Elsewhere, the paper urged adoption of the metric system of measurement. We’re told also that Dartmouth College had raised its tuition and that one of its faculty members, a Professor Dimond, “died of brain disease.” At Alfred University, meanwhile, instruction was reported to be available in classical, scientific and teachers’ courses as well as in theology, the school having been founded by the breakaway sect of New England Baptists who observed Saturday, rather than Sunday, as the biblically enjoined day of rest and worship. Also offered was course work in industrial mechanics and in the leading communications wonder of the era, telegraphy.
The paper noted that tuition and “incidentals” came to $11 for each of the year’s three academic terms: fall, winter and spring. Board was priced at $30 to $40, room $3 to $6. The school assessed students $3 to $6 for “fuel” and $2 to $3 for “washing.” Mention was made that “rooms for ladies are furnished and carpeted” and that off-campus housing could be obtained from private families
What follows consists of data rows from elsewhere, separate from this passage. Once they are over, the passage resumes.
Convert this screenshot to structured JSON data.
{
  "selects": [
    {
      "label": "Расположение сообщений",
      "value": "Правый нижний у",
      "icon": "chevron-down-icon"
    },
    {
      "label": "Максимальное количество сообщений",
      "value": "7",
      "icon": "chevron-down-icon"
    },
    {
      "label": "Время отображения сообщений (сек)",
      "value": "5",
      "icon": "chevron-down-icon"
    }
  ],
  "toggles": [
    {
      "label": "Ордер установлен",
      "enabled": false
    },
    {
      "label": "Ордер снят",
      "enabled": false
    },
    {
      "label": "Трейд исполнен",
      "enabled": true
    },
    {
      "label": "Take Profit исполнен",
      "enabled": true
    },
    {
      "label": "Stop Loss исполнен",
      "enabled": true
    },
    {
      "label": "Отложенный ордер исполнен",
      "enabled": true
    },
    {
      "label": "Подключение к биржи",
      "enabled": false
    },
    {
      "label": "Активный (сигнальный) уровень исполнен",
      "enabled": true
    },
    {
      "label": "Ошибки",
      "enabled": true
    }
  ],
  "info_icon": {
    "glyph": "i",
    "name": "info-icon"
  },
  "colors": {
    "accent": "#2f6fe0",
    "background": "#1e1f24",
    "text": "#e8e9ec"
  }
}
One item jarred. It ran under the heading “Plain Language Concerning a Recent Unpleasantness.” A casual yet singularly stupid buffoonery of rhymed couplets, blatantly racist in idiom and tone, the piece had been reprinted—without critical comment or disclaimer—from Princeton’s student newspaper, The Princetonian.
It later surfaced in another college publication, The Chronicle of the University of Michigan, as “the song of five juniors at Princeton who objected to having a colored man sit behind them in class.
What was so surprising about the item is that Alfred University and its Seventh Day Baptist founders had been in the forefront of agitation for ending slavery. The radical abolitionists Ralph Waldo Emerson and Frederick Douglass had lectured at the school. Before and during the Civil War, local church members, historically associated with the cause of emancipation, aided runaway slaves escaping to Canada on the so-called “underground railroad.” And in the spring of 1861, the nine male members of Alfred’s senior class heeded President Lincoln’s call for volunteers to fight for restoration of the Union. Moved by patriotism and religious fervor, they enlisted in two of the infantry regiments then forming in New York
In their classic survey, “The Growth of the American Republic,” historians Samuel Eliot Morison and Henry Steele Commager contended that Lincoln’s 1863 Emancipation Proclamation had been “potentially more revolutionary in human relations than any event in American history since 1776.” The authors went on to say that the document had, in a very real sense, “lifted the Civil War to the dignity of a crusade.”
Yet make no mistake. Emancipation may have ended slavery; it did not end the racism that grew out of slavery in a national polity undergoing the strains of post-war reunification
“Lincoln’s own state of Illinois barred newly freed slaves from settling [there] in 1863,” notes Gary Ostrower, professor of history at today’s Alfred University
“I’d be surprised,” he added, “if some Alfredians…were not influenced by popular racist attitudes during the post-war years.”
– Alan Littell
Herrick Library was honored to display work from Professor Linda Sormin’s junior ceramics students this semester. The work will come down soon, so if you want to see it in person hurry on over to Herrick!
Emotional Rollercoaster, Jackie Fisher
Changling: Child in Peril, Christina Rhodes
Untitled, Hannah Hones
Dignified Distortion (series of three heads), Corran Shrimpton
Michelin Meadow, Matt Watterson